Vatican City — Easter makes it clear that in the life of Jesus, but also in the lives of modern men and women, "death, solitude and fear" do not have the last word, Pope Francis said before giving his Easter blessing.
"The words heard by the women at the tomb are also addressed to us: 'Why do you seek the living among the dead? He is not here, but has risen,'" the pope said as he prepared April 1 to give his Easter blessing "urbi et orbi" (to the city and the world).
"By the power of God's love," Jesus' victory over death "dispels wickedness, washes faults away, restores innocence to the fallen and joy to mourners, drives out hatred, fosters concord and brings down the mighty," the pope said, quoting the formal Easter proclamation.
Standing on the central balcony of St. Peter's Basilica after having celebrated a morning Mass in the square, Francis focused on how Jesus foretold his death and resurrection using the image of the grain of wheat, which bears no fruit unless it is put into the ground.
"This is precisely what happened: Jesus, the grain of wheat sowed by God in the furrows of the earth, died, killed by the sin of the world," the pope said. "He remained two days in the tomb; but his death contained God's love in all its power, released and made manifest on the third day, the day we celebrate today: the Easter of Christ the Lord."
After a stormy Holy Saturday with rain beating down throughout the night, Easter morning dawned bright and sunny at the Vatican, highlighting the thousands of flowers, trees and bushes donated by flower growers in the Netherlands.
The garden created on the steps of St. Peter's Square included 20,000 tulips in yellow, red, pink, white and orange. Some 13,500 daffodils and more than 3,500 roses also were part of the scene, but the flower-growers association drew special attention to close to 1,000 cymbidium, also known as boat orchids. The orchids closest to the altar were green, the color of hope. Others were yellow, speckled with red, reminiscent of drops of Christ's blood, according to the press release from the flower growers.
Francis gave a brief homily during the Mass, speaking without a prepared text about how God's actions throughout history to save his people have been acts that surprised them, touched their hearts and prompted them to rush to share the news with others.
"The women who had gone to anoint the Lord's body found themselves before a surprise" when they reached the empty tomb, he said. "God's announcements are always a surprise, because our God is a God of surprises."
That surprise caused the women to rush back to the other disciples to share the news, he said, just like the shepherds rushed when they heard the angels announce Jesus' birth and like Peter and John ran to tell others when they found the teacher and master they had been seeking.
"Those people left what they were doing; housewives left their potatoes in the pan -- they would find them burned later -- but what is important is to go, run to see the surprise" that was announced, Francis said.
On Easter, he said, Christians should ask themselves if they have hearts open to being surprised by God and if they feel a need to rush to share with others the good news of God's saving acts.
After the Mass and after greeting each of the cardinals and many of the bishops and monsignors present near the altar, Francis climbed into the popemobile for a quick trip around St. Peter's Square and part of the way down the main boulevard leading to the square.
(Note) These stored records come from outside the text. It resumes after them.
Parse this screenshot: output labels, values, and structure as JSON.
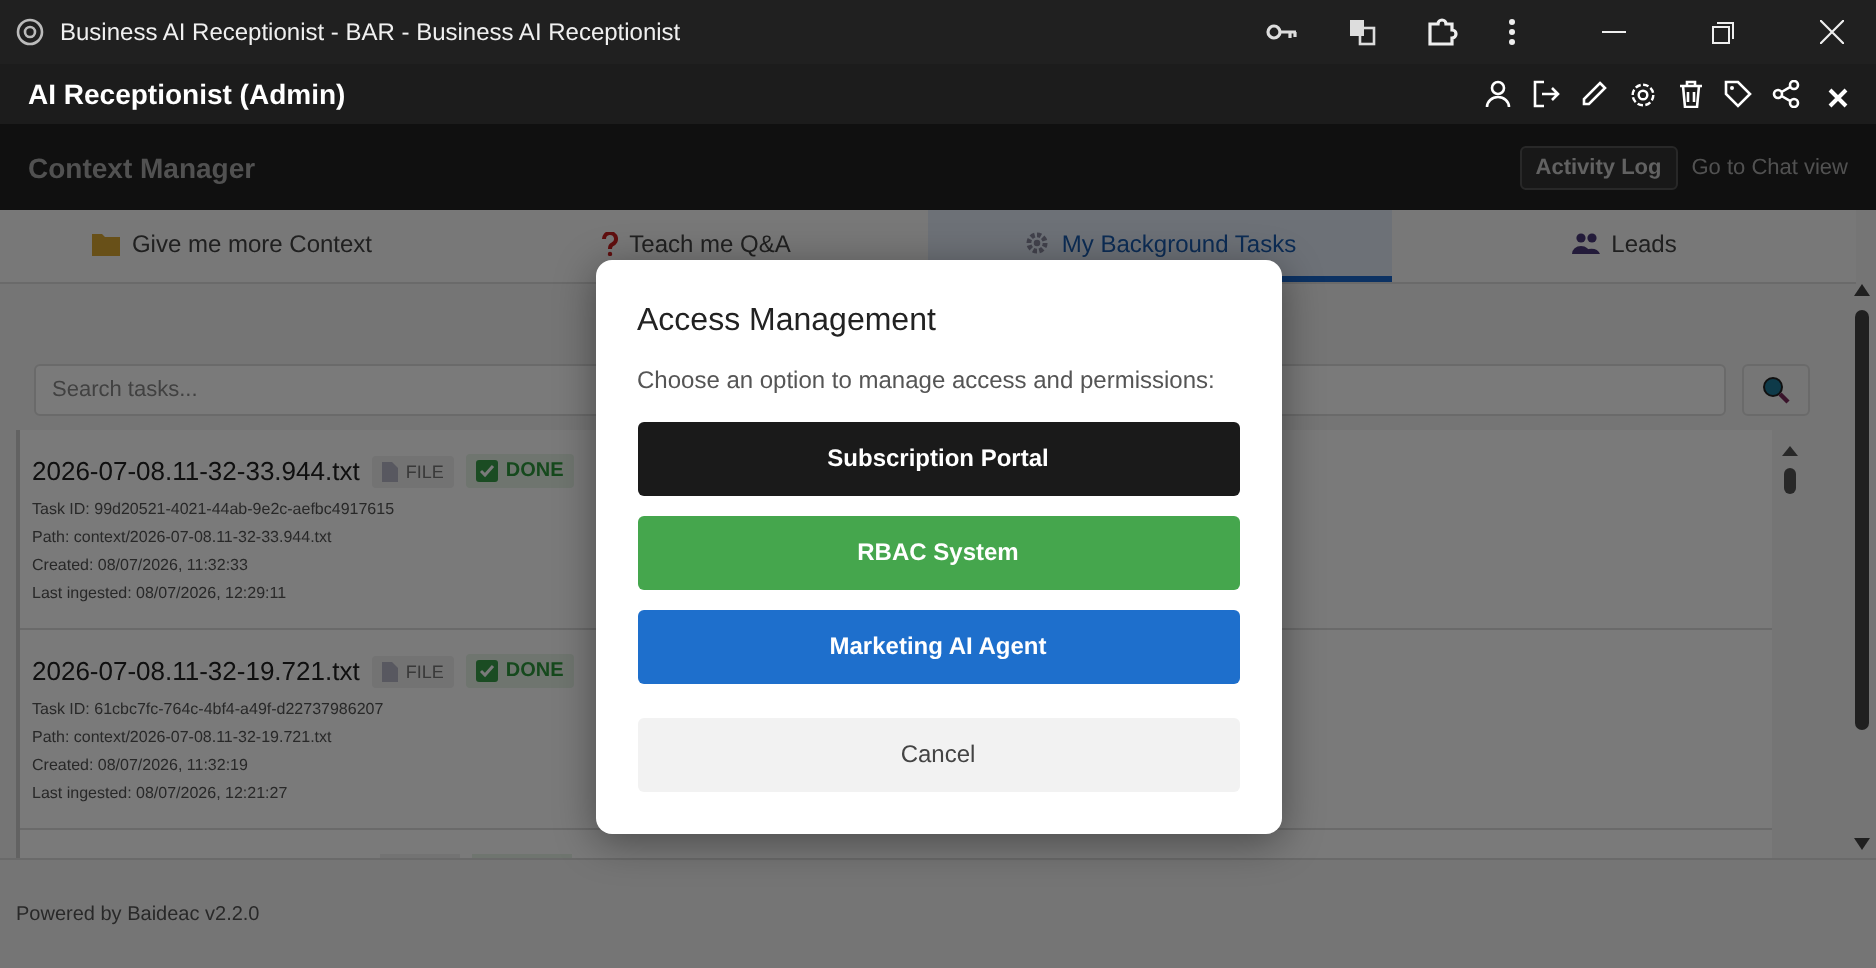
{
  "window": {
    "title": "Business AI Receptionist - BAR - Business AI Receptionist"
  },
  "app_header": {
    "title": "AI Receptionist (Admin)"
  },
  "context_bar": {
    "title": "Context Manager",
    "activity_log": "Activity Log",
    "chat_link": "Go to Chat view"
  },
  "tabs": [
    {
      "label": "Give me more Context",
      "selected": false
    },
    {
      "label": "Teach me Q&A",
      "selected": false
    },
    {
      "label": "My Background Tasks",
      "selected": true
    },
    {
      "label": "Leads",
      "selected": false
    }
  ],
  "search": {
    "placeholder": "Search tasks..."
  },
  "tasks": [
    {
      "name": "2026-07-08.11-32-33.944.txt",
      "type": "FILE",
      "status": "DONE",
      "task_id": "Task ID: 99d20521-4021-44ab-9e2c-aefbc4917615",
      "path": "Path: context/2026-07-08.11-32-33.944.txt",
      "created": "Created: 08/07/2026, 11:32:33",
      "last_ingested": "Last ingested: 08/07/2026, 12:29:11"
    },
    {
      "name": "2026-07-08.11-32-19.721.txt",
      "type": "FILE",
      "status": "DONE",
      "task_id": "Task ID: 61cbc7fc-764c-4bf4-a49f-d22737986207",
      "path": "Path: context/2026-07-08.11-32-19.721.txt",
      "created": "Created: 08/07/2026, 11:32:19",
      "last_ingested": "Last ingested: 08/07/2026, 12:21:27"
    }
  ],
  "footer": "Powered by Baideac v2.2.0",
  "dialog": {
    "title": "Access Management",
    "message": "Choose an option to manage access and permissions:",
    "options": [
      {
        "label": "Subscription Portal",
        "kind": "dark"
      },
      {
        "label": "RBAC System",
        "kind": "green"
      },
      {
        "label": "Marketing AI Agent",
        "kind": "blue"
      }
    ],
    "cancel": "Cancel"
  }
}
He then went up to the balcony to give his formal Easter blessing.
In his remarks to the tens of thousands of people in St. Peter's Square, Francis insisted Jesus' power over death continues today and can bring peace to the world's most serious situations of conflict, including in Syria, the Holy Land, Yemen, Congo, South Sudan, Ukraine, the Korean peninsula and Venezuela.
"We Christians believe and know that Christ's resurrection is the true hope of the world, the hope that does not disappoint," the pope said. "It is the power of the grain of wheat, the power of that love which humbles itself and gives itself to the very end, and thus truly renews the world."
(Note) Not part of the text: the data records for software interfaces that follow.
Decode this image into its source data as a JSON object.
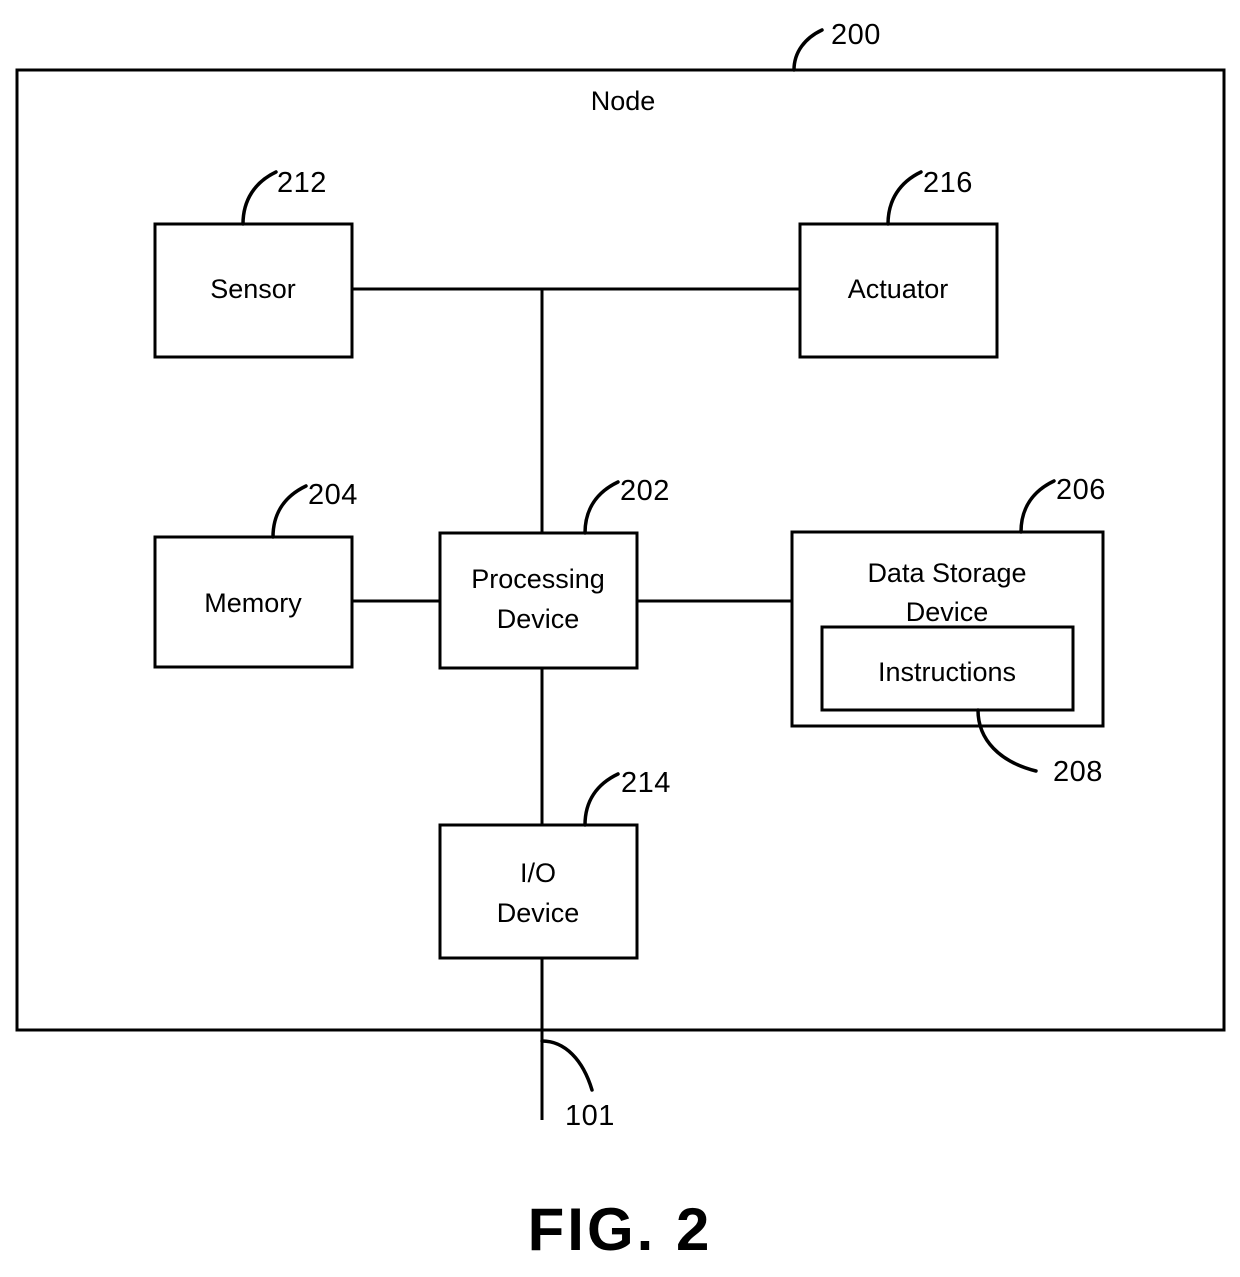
{
  "figure": {
    "caption": "FIG. 2",
    "outer_ref": "200",
    "outer_label": "Node",
    "bus_ref": "101"
  },
  "blocks": [
    {
      "id": "sensor",
      "label": "Sensor",
      "ref": "212"
    },
    {
      "id": "actuator",
      "label": "Actuator",
      "ref": "216"
    },
    {
      "id": "memory",
      "label": "Memory",
      "ref": "204"
    },
    {
      "id": "processing_device",
      "label_line1": "Processing",
      "label_line2": "Device",
      "ref": "202"
    },
    {
      "id": "data_storage",
      "label_line1": "Data Storage",
      "label_line2": "Device",
      "ref": "206"
    },
    {
      "id": "instructions",
      "label": "Instructions",
      "ref": "208"
    },
    {
      "id": "io_device",
      "label_line1": "I/O",
      "label_line2": "Device",
      "ref": "214"
    }
  ],
  "sensor": {
    "label": "Sensor",
    "ref": "212"
  },
  "actuator": {
    "label": "Actuator",
    "ref": "216"
  },
  "memory": {
    "label": "Memory",
    "ref": "204"
  },
  "processing": {
    "line1": "Processing",
    "line2": "Device",
    "ref": "202"
  },
  "storage": {
    "line1": "Data Storage",
    "line2": "Device",
    "ref": "206"
  },
  "instructions": {
    "label": "Instructions",
    "ref": "208"
  },
  "io": {
    "line1": "I/O",
    "line2": "Device",
    "ref": "214"
  },
  "colors": {
    "stroke": "#000000",
    "background": "#ffffff"
  }
}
In all the "furrows of our history, marked by so many acts of injustice and violence," he said, the power of the Resurrection and the acts it inspires in believers "bears fruits of hope and dignity where there are deprivation and exclusion, hunger and unemployment, where there are migrants and refugees -- so often rejected by today's culture of waste -- and victims of the drug trade, human trafficking and contemporary forms of slavery."
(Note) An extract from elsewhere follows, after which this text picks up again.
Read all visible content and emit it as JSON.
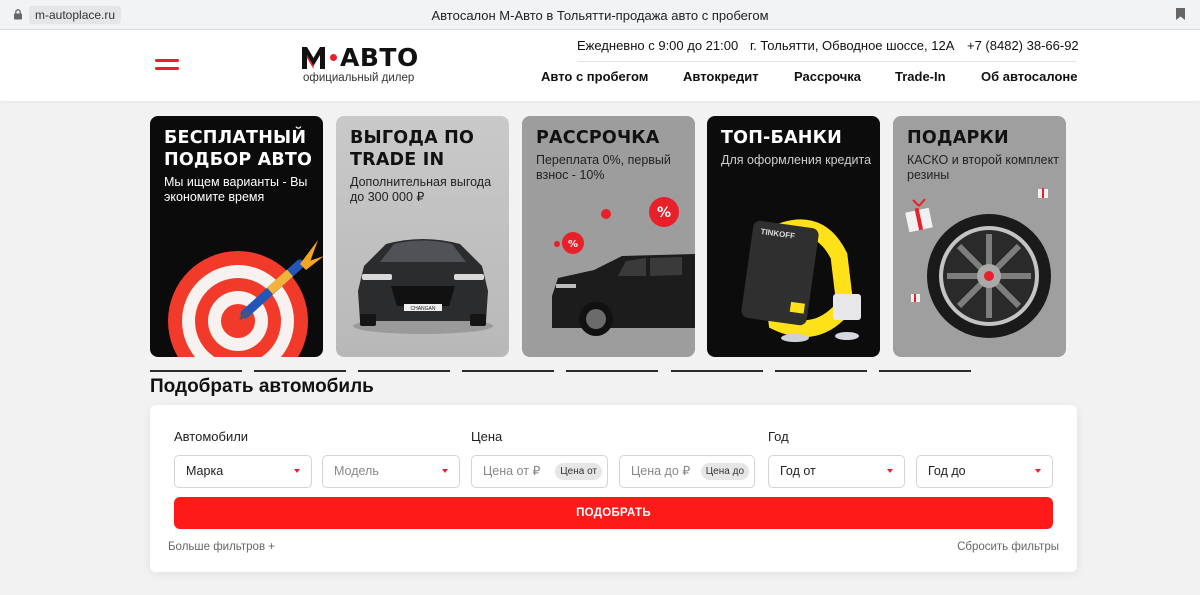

Francis included special prayers for "those children who, as a result of wars and hunger, grow up without hope, lacking education and health care; and to those elderly persons who are cast off by a selfish culture that ostracizes those who are not 'productive.'"